(Data records for software interfaces)
----------------------------------------
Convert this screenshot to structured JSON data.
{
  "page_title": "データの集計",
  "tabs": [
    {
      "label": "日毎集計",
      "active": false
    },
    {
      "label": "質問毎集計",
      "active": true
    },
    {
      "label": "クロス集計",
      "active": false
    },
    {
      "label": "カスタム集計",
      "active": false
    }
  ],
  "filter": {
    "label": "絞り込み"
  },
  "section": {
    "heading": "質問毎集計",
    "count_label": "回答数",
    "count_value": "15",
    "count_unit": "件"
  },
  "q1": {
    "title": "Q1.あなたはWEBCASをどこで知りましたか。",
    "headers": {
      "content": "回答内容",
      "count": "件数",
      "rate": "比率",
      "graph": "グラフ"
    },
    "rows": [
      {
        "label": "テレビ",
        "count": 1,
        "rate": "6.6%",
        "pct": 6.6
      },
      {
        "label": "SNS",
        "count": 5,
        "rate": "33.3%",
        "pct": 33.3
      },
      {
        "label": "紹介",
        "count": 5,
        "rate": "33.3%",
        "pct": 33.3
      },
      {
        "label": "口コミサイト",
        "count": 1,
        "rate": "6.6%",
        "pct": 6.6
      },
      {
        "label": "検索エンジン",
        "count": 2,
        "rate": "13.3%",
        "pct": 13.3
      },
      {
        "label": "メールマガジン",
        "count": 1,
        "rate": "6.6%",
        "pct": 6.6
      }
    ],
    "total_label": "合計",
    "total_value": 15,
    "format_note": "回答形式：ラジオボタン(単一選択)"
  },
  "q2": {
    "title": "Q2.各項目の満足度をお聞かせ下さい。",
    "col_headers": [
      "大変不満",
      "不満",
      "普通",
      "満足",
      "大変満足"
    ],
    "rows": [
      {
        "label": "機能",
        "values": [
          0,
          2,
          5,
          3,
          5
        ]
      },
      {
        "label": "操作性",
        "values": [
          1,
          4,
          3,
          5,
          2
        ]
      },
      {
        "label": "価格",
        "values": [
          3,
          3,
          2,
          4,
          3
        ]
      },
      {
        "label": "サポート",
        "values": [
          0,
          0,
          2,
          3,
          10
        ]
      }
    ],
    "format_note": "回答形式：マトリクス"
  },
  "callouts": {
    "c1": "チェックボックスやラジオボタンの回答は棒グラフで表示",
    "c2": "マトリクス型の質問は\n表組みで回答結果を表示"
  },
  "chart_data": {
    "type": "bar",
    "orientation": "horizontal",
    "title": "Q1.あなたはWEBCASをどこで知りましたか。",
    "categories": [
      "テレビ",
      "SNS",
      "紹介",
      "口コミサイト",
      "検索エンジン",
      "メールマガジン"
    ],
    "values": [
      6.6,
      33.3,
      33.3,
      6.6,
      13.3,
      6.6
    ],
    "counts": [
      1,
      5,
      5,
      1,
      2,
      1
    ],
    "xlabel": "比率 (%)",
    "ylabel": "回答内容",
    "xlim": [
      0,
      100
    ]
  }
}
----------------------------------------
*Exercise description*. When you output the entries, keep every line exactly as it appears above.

*Your response*.
Convert this screenshot to structured JSON data.
{
  "page_title": "データの集計",
  "tabs": [
    {
      "label": "日毎集計",
      "active": false
    },
    {
      "label": "質問毎集計",
      "active": true
    },
    {
      "label": "クロス集計",
      "active": false
    },
    {
      "label": "カスタム集計",
      "active": false
    }
  ],
  "filter": {
    "label": "絞り込み"
  },
  "section": {
    "heading": "質問毎集計",
    "count_label": "回答数",
    "count_value": "15",
    "count_unit": "件"
  },
  "q1": {
    "title": "Q1.あなたはWEBCASをどこで知りましたか。",
    "headers": {
      "content": "回答内容",
      "count": "件数",
      "rate": "比率",
      "graph": "グラフ"
    },
    "rows": [
      {
        "label": "テレビ",
        "count": 1,
        "rate": "6.6%",
        "pct": 6.6
      },
      {
        "label": "SNS",
        "count": 5,
        "rate": "33.3%",
        "pct": 33.3
      },
      {
        "label": "紹介",
        "count": 5,
        "rate": "33.3%",
        "pct": 33.3
      },
      {
        "label": "口コミサイト",
        "count": 1,
        "rate": "6.6%",
        "pct": 6.6
      },
      {
        "label": "検索エンジン",
        "count": 2,
        "rate": "13.3%",
        "pct": 13.3
      },
      {
        "label": "メールマガジン",
        "count": 1,
        "rate": "6.6%",
        "pct": 6.6
      }
    ],
    "total_label": "合計",
    "total_value": 15,
    "format_note": "回答形式：ラジオボタン(単一選択)"
  },
  "q2": {
    "title": "Q2.各項目の満足度をお聞かせ下さい。",
    "col_headers": [
      "大変不満",
      "不満",
      "普通",
      "満足",
      "大変満足"
    ],
    "rows": [
      {
        "label": "機能",
        "values": [
          0,
          2,
          5,
          3,
          5
        ]
      },
      {
        "label": "操作性",
        "values": [
          1,
          4,
          3,
          5,
          2
        ]
      },
      {
        "label": "価格",
        "values": [
          3,
          3,
          2,
          4,
          3
        ]
      },
      {
        "label": "サポート",
        "values": [
          0,
          0,
          2,
          3,
          10
        ]
      }
    ],
    "format_note": "回答形式：マトリクス"
  },
  "callouts": {
    "c1": "チェックボックスやラジオボタンの回答は棒グラフで表示",
    "c2": "マトリクス型の質問は\n表組みで回答結果を表示"
  },
  "chart_data": {
    "type": "bar",
    "orientation": "horizontal",
    "title": "Q1.あなたはWEBCASをどこで知りましたか。",
    "categories": [
      "テレビ",
      "SNS",
      "紹介",
      "口コミサイト",
      "検索エンジン",
      "メールマガジン"
    ],
    "values": [
      6.6,
      33.3,
      33.3,
      6.6,
      13.3,
      6.6
    ],
    "counts": [
      1,
      5,
      5,
      1,
      2,
      1
    ],
    "xlabel": "比率 (%)",
    "ylabel": "回答内容",
    "xlim": [
      0,
      100
    ]
  }
}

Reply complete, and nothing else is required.